It can therefore be concluded that a labor market involves the exchange of labor for wages and salaries and like any other market, the supply of man power and the wages are determined by the forces of the supply and demand curves. An aggregate demand is the total amount of products and services that consumers are ready and willing to buy at a given price in a given economy. An aggregate supply on the other hand is the total amount of goods and services that suppliers are willing and ready to supply at a given period of time for a given amount of money. When all other factors are held constant, the aggregate supply curve and the aggregate demand curve meet at the point of equilibrium where the amount demanded equals the amount supplied. A market is qualified to be called a clearing-market at any given time if its aggregate demand and aggregate supply curves meet at a central point, the equilibrium point. At this point, there are neither deficits in production or surpluses on consumption. A labor market can not therefore be considered a clearing-market because its aggregate demand and aggregate supply curves never meet at an equilibrium point. That is why at any given time there is a surplus of people looking for employment. Even though the number of people actively looking for employment may vary from one country to another, the fact remains that the labor market has never and will never lack surplus, thus it is a non-clearing market.

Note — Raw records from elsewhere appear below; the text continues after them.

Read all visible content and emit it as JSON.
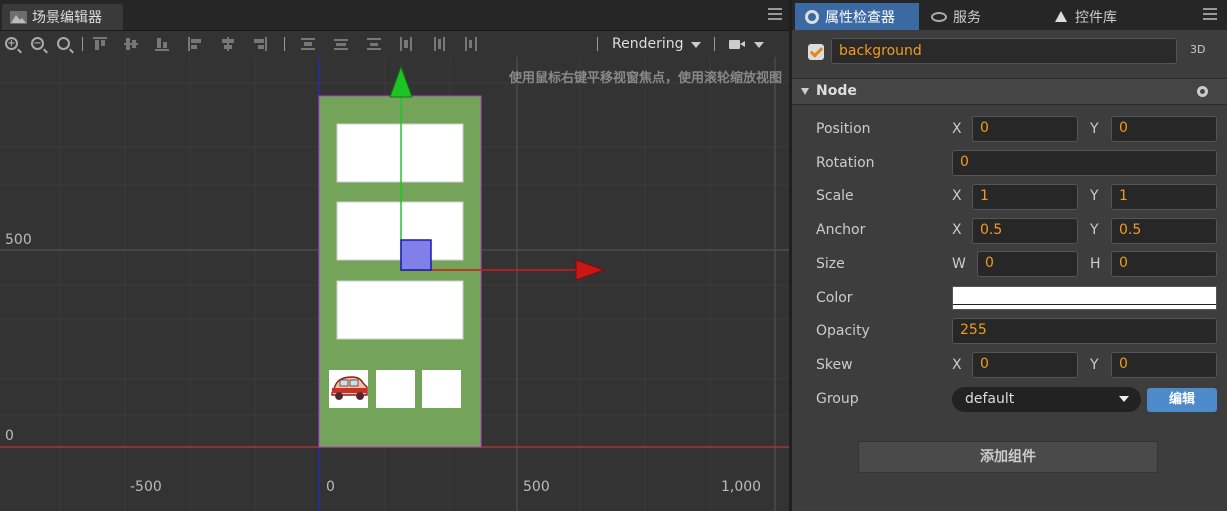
{
  "scene_panel": {
    "tab_label": "场景编辑器",
    "rendering_label": "Rendering",
    "hint": "使用鼠标右键平移视窗焦点，使用滚轮缩放视图",
    "axis": {
      "y_labels": [
        "500",
        "0"
      ],
      "x_labels": [
        "-500",
        "0",
        "500",
        "1,000"
      ]
    },
    "colors": {
      "grid_bg": "#333333",
      "background_node": "#73a45a",
      "x_axis": "#d11a1a",
      "y_axis": "#25c42b"
    }
  },
  "inspector": {
    "tabs": [
      {
        "label": "属性检查器",
        "icon": "gear-icon"
      },
      {
        "label": "服务",
        "icon": "eye-icon"
      },
      {
        "label": "控件库",
        "icon": "triangle-icon"
      }
    ],
    "node_name": "background",
    "tag_3d": "3D",
    "section_title": "Node",
    "props": {
      "position": {
        "label": "Position",
        "x": "0",
        "y": "0"
      },
      "rotation": {
        "label": "Rotation",
        "value": "0"
      },
      "scale": {
        "label": "Scale",
        "x": "1",
        "y": "1"
      },
      "anchor": {
        "label": "Anchor",
        "x": "0.5",
        "y": "0.5"
      },
      "size": {
        "label": "Size",
        "w": "0",
        "h": "0"
      },
      "color": {
        "label": "Color",
        "value": "#ffffff"
      },
      "opacity": {
        "label": "Opacity",
        "value": "255"
      },
      "skew": {
        "label": "Skew",
        "x": "0",
        "y": "0"
      },
      "group": {
        "label": "Group",
        "value": "default",
        "edit": "编辑"
      }
    },
    "axis_letters": {
      "x": "X",
      "y": "Y",
      "w": "W",
      "h": "H"
    },
    "add_component": "添加组件"
  }
}
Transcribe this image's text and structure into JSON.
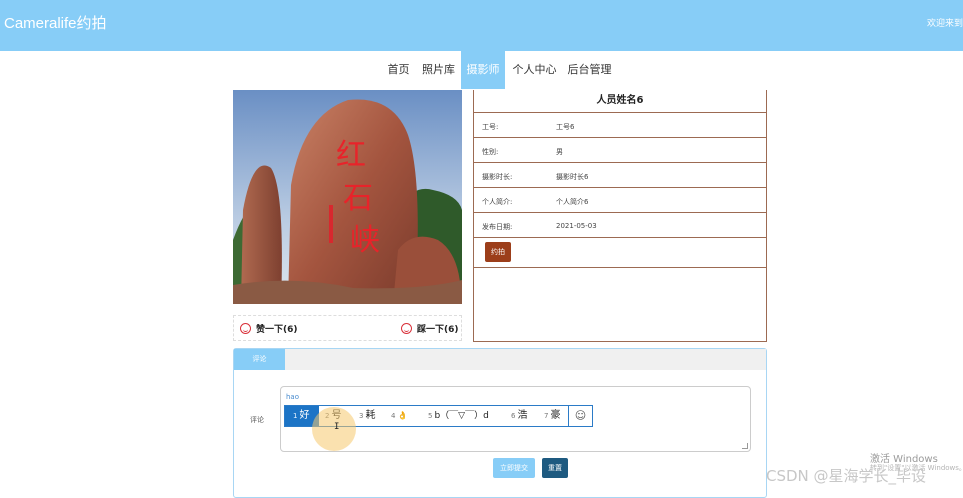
{
  "header": {
    "brand": "Cameralife约拍",
    "welcome": "欢迎来到"
  },
  "nav": {
    "items": [
      {
        "label": "首页",
        "active": false
      },
      {
        "label": "照片库",
        "active": false
      },
      {
        "label": "摄影师",
        "active": true
      },
      {
        "label": "个人中心",
        "active": false
      },
      {
        "label": "后台管理",
        "active": false
      }
    ]
  },
  "photo": {
    "inscription_chars": [
      "红",
      "石",
      "峡"
    ]
  },
  "votes": {
    "like_label": "赞一下(6)",
    "dislike_label": "踩一下(6)"
  },
  "profile": {
    "name": "人员姓名6",
    "fields": [
      {
        "key": "工号:",
        "value": "工号6"
      },
      {
        "key": "性别:",
        "value": "男"
      },
      {
        "key": "摄影时长:",
        "value": "摄影时长6"
      },
      {
        "key": "个人简介:",
        "value": "个人简介6"
      },
      {
        "key": "发布日期:",
        "value": "2021-05-03"
      }
    ],
    "book_button": "约拍"
  },
  "comments": {
    "tab_label": "评论",
    "field_label": "评论",
    "typed_text": "hao",
    "ime_candidates": [
      {
        "num": "1",
        "text": "好"
      },
      {
        "num": "2",
        "text": "号"
      },
      {
        "num": "3",
        "text": "耗"
      },
      {
        "num": "4",
        "text": "👌"
      },
      {
        "num": "5",
        "text": "b（￣▽￣）d"
      },
      {
        "num": "6",
        "text": "浩"
      },
      {
        "num": "7",
        "text": "豪"
      }
    ],
    "ime_emoji": "☺",
    "submit_label": "立即提交",
    "reset_label": "重置"
  },
  "system": {
    "activate_title": "激活 Windows",
    "activate_sub": "转到\"设置\"以激活 Windows。",
    "watermark": "CSDN @星海学长_毕设"
  },
  "colors": {
    "primary": "#87cdf7",
    "brown": "#9c6a52",
    "book_button": "#9c3e1a",
    "reset_button": "#1e5a80"
  }
}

This is so because of the natural populace growth rate, immigrations and job preferences among others.